“We look forward to continuing to work with President Lenin Moreno and his government to advance common interests across a broad range of issues such as education, trade, security, environment, and disaster preparedness, among others,” the statement read. “Our common interests will continue to drive the relationship between the people of Ecuador and the United States in a constructive direction.”

The referendum setback for Correa is part of a broader ebbing of the so-called “pink tide,” i.e., the rule by various populist, nationalist bourgeois parties in Latin America. It is of a piece with the election of the right-wing Mauricio Macri in Argentina in 2015, the impeachment of Brazilian President Dilma Rousseff in 2016 and the intense crisis of the Maduro government in Venezuela.

The reality, however, is that Correa’s government never posed a challenge to capitalist rule in Ecuador. During the period of the so-called commodity boom, his government was able to introduce policies aimed at ameliorating poverty and investing in education and infrastructure.

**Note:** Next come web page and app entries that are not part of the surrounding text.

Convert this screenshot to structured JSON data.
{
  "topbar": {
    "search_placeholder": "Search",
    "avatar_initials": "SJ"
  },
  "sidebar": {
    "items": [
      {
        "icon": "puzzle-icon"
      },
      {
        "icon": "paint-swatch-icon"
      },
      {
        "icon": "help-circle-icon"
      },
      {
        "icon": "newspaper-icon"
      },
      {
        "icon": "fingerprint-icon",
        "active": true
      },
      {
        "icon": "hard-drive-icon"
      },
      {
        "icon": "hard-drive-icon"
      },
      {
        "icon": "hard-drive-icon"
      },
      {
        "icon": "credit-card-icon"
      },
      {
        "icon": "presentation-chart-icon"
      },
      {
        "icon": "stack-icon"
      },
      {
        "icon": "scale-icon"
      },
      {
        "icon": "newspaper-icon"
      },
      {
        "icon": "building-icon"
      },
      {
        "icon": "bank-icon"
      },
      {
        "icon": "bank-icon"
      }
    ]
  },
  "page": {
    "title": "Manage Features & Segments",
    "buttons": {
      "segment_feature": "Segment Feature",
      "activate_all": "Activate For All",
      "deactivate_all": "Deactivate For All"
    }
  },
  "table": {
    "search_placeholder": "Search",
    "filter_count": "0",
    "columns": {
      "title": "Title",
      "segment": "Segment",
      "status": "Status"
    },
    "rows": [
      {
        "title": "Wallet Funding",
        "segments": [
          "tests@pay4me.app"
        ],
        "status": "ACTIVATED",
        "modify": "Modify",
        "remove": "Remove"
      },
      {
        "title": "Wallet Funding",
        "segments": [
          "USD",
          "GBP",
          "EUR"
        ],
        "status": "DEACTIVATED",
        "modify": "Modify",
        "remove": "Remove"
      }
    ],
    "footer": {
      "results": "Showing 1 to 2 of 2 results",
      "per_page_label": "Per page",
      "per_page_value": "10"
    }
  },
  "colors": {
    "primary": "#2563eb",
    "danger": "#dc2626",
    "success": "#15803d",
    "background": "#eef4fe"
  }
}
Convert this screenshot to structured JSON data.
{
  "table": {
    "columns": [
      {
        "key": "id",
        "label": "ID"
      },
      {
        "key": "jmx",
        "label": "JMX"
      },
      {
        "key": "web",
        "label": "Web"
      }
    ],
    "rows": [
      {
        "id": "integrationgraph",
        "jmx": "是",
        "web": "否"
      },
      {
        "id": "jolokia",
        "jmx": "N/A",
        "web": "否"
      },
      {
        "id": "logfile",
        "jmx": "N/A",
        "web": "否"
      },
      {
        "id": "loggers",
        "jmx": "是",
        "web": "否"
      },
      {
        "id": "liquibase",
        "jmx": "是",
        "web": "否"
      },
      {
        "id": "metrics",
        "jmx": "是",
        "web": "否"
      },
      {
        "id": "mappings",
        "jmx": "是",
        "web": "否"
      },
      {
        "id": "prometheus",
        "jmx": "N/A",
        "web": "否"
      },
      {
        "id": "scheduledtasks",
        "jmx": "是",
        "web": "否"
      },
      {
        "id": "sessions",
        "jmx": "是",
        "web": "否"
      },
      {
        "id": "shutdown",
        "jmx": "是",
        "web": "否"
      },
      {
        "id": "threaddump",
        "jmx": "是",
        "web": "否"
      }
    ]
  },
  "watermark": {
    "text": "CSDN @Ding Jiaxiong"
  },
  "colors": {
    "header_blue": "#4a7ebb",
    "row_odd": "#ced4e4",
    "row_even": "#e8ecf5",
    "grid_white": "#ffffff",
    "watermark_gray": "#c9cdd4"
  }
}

With the collapse of oil prices, which account for 40 percent of Ecuador’s export earnings, the country’s economy has gone into reverse. The World Bank has projected a 2.9 percent fall in GDP this year. The Correa government had already been driven to carry out policies aimed at imposing the burden of this crisis onto the backs of the Ecuadorian working class, which created the conditions for a political resurgence of the right.

Throughout his presidency, Correa maintained the use of the US dollar as Ecuador's currency. In 2014, under the impact of falling oil prices and with the country’s debt reaching 40 percent, his government agreed to transfer more than half of its gold reserves, worth US$580 million at the time, to Goldman Sachs Group Inc. The move was designed to raise cash to cover a growing deficit brought on by the collapse in oil prices and boost confidence in the markets so that the Ecuadorian government could confront its growing debt crisis.

Moreno’s administration represents only a further shift to the right, with the aim of defending the interests of Ecuador’s capitalist ruling class, and acceding to the pressure from Washington as it attempts to counter Chinese penetration of what US imperialism has long regarded as “its own backyard.”

In the wake of the referendum, Moreno declared, “Confrontation is behind us, this is the time to embrace each other.” This sentiment was directed to the right-wing politicians and parties of the Ecuadorian bourgeoisie. The policies that he is pursuing, however, point to an inevitable confrontation with the Ecuadorian working class.